Received 1 April 1996 / Accepted 15 November 1996
The physical conditions which characterize individual Liners are obtained by fitting the observational spectra of the Ho et al. (1993) sample by model calculations. Composite models which consistently account both for shocks, accompanying the radial outward motion of the gaseous clouds, and a photoionizing radiation flux are used. Power-law or black body radiation is considered, depending on the characteristics of the line spectra. The SUMA code is used. The contributions of the different ionization mechanisms to the spectrum emitted by each object are calculated and compared with the observations.
The most significant line ratios of Liner spectra are analyzed to show the relative importance of photoionization by radiation from the active center or from starbursts, of photoionization by diffuse radiation, and of collisional ionization by shocks.
Model results show that [Ne V] lines can be strong due to collisional ionization and/or photoionization.

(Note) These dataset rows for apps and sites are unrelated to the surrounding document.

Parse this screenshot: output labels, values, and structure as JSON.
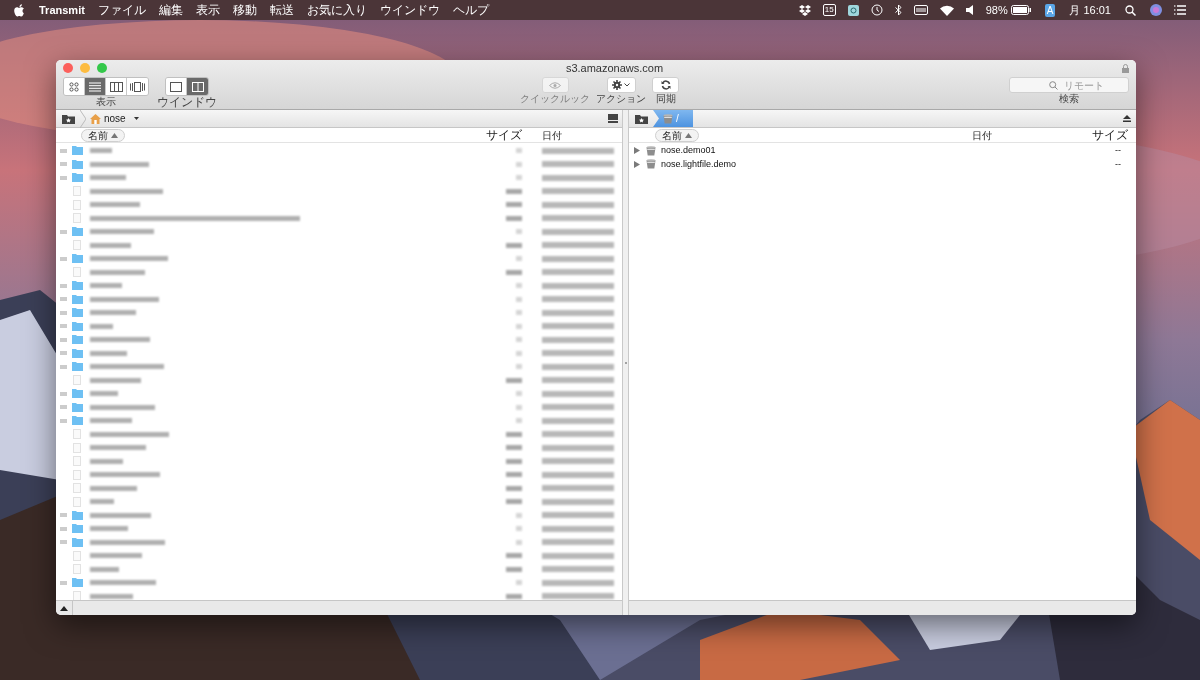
{
  "menubar": {
    "app": "Transmit",
    "menus": [
      "ファイル",
      "編集",
      "表示",
      "移動",
      "転送",
      "お気に入り",
      "ウインドウ",
      "ヘルプ"
    ],
    "calendar_day": "15",
    "battery": "98%",
    "input_source": "A",
    "clock": "月 16:01"
  },
  "window": {
    "title": "s3.amazonaws.com",
    "toolbar": {
      "view_modes": [
        {
          "kind": "icons",
          "selected": false
        },
        {
          "kind": "list",
          "selected": true
        },
        {
          "kind": "columns",
          "selected": false
        },
        {
          "kind": "coverflow",
          "selected": false
        }
      ],
      "view_label": "表示",
      "window_modes": [
        {
          "kind": "single",
          "selected": false
        },
        {
          "kind": "dual",
          "selected": true
        }
      ],
      "window_label": "ウインドウ",
      "quicklook": {
        "label": "クイックルック",
        "disabled": true
      },
      "action_label": "アクション",
      "sync_label": "同期",
      "search": {
        "placeholder": "リモート",
        "label": "検索"
      }
    },
    "left_pane": {
      "path": "nose",
      "columns": [
        "名前",
        "サイズ",
        "日付"
      ],
      "rows": [
        {
          "kind": "folder"
        },
        {
          "kind": "folder"
        },
        {
          "kind": "folder"
        },
        {
          "kind": "file"
        },
        {
          "kind": "file"
        },
        {
          "kind": "file"
        },
        {
          "kind": "folder"
        },
        {
          "kind": "file"
        },
        {
          "kind": "folder"
        },
        {
          "kind": "file"
        },
        {
          "kind": "folder"
        },
        {
          "kind": "folder"
        },
        {
          "kind": "folder"
        },
        {
          "kind": "folder"
        },
        {
          "kind": "folder"
        },
        {
          "kind": "folder"
        },
        {
          "kind": "folder"
        },
        {
          "kind": "file"
        },
        {
          "kind": "folder"
        },
        {
          "kind": "folder"
        },
        {
          "kind": "folder"
        },
        {
          "kind": "file"
        },
        {
          "kind": "file"
        },
        {
          "kind": "file"
        },
        {
          "kind": "file"
        },
        {
          "kind": "file"
        },
        {
          "kind": "file"
        },
        {
          "kind": "folder"
        },
        {
          "kind": "folder"
        },
        {
          "kind": "folder"
        },
        {
          "kind": "file"
        },
        {
          "kind": "file"
        },
        {
          "kind": "folder"
        },
        {
          "kind": "file"
        }
      ]
    },
    "right_pane": {
      "path": "/",
      "columns": [
        "名前",
        "日付",
        "サイズ"
      ],
      "rows": [
        {
          "name": "nose.demo01",
          "size": "--"
        },
        {
          "name": "nose.lightfile.demo",
          "size": "--"
        }
      ]
    }
  }
}
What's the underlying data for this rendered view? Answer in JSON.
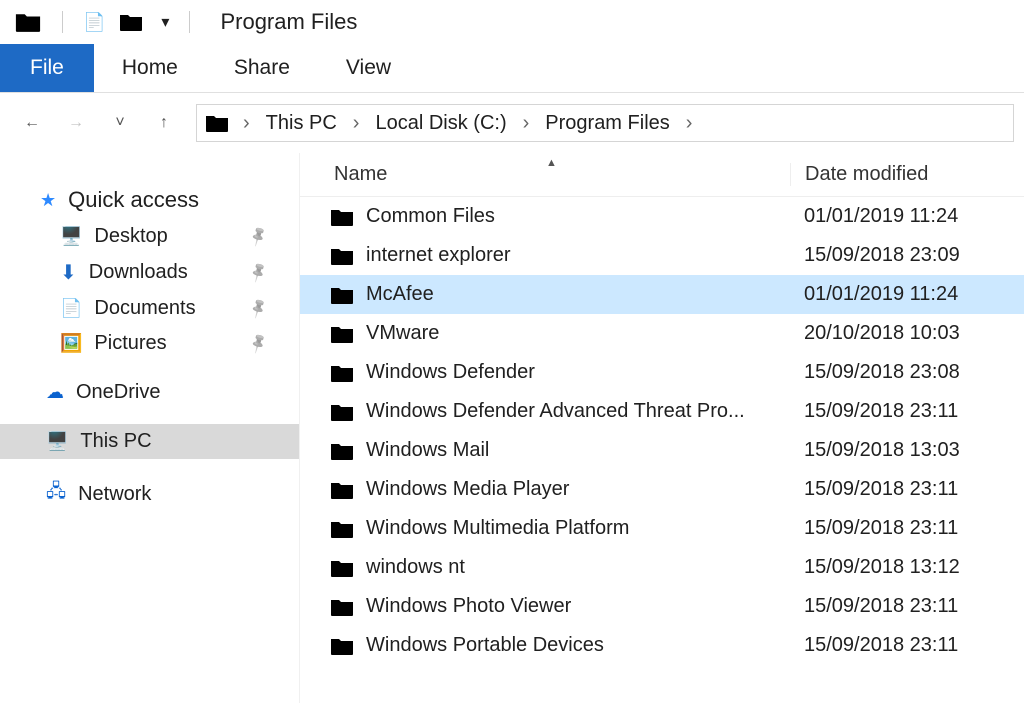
{
  "window": {
    "title": "Program Files"
  },
  "ribbon": {
    "file": "File",
    "home": "Home",
    "share": "Share",
    "view": "View"
  },
  "breadcrumb": {
    "c0": "This PC",
    "c1": "Local Disk (C:)",
    "c2": "Program Files"
  },
  "columns": {
    "name": "Name",
    "date": "Date modified"
  },
  "sidebar": {
    "quick_access": "Quick access",
    "desktop": "Desktop",
    "downloads": "Downloads",
    "documents": "Documents",
    "pictures": "Pictures",
    "onedrive": "OneDrive",
    "this_pc": "This PC",
    "network": "Network"
  },
  "rows": [
    {
      "name": "Common Files",
      "date": "01/01/2019 11:24",
      "sel": false
    },
    {
      "name": "internet explorer",
      "date": "15/09/2018 23:09",
      "sel": false
    },
    {
      "name": "McAfee",
      "date": "01/01/2019 11:24",
      "sel": true
    },
    {
      "name": "VMware",
      "date": "20/10/2018 10:03",
      "sel": false
    },
    {
      "name": "Windows Defender",
      "date": "15/09/2018 23:08",
      "sel": false
    },
    {
      "name": "Windows Defender Advanced Threat Pro...",
      "date": "15/09/2018 23:11",
      "sel": false
    },
    {
      "name": "Windows Mail",
      "date": "15/09/2018 13:03",
      "sel": false
    },
    {
      "name": "Windows Media Player",
      "date": "15/09/2018 23:11",
      "sel": false
    },
    {
      "name": "Windows Multimedia Platform",
      "date": "15/09/2018 23:11",
      "sel": false
    },
    {
      "name": "windows nt",
      "date": "15/09/2018 13:12",
      "sel": false
    },
    {
      "name": "Windows Photo Viewer",
      "date": "15/09/2018 23:11",
      "sel": false
    },
    {
      "name": "Windows Portable Devices",
      "date": "15/09/2018 23:11",
      "sel": false
    }
  ]
}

Lines from the II and III ionization levels are usually due to photoionization, but a strong contribution by collisional ionization appears in case of high densities and/or of a strong shock. Neutral lines are enhanced by diffuse radiation. The contribution of high density gas to the line intensities in Liner spectra is very small, indicating that the high density region, located between the NLR and the BLR, is also small.
The results show that shocks play an important role, even if a photoionizing flux is present. On average, higher than cosmic N/H and lower S/H are indicated. The physical characteristics of Seyfert galaxies and of starburst galaxies are confirmed.
The satisfactory results obtained interpreting the heterogeneous observational sample by SUMA strengthen the hypothesis that shock signature in AGN spectra is due to cloud motions in galaxies.
Key words: galaxies: active galaxies: starburst galaxies: Seyfert radiation mechanisms: nonthermal shock waves
© European Southern Observatory (ESO) 1997
Online publication: June 5, 1998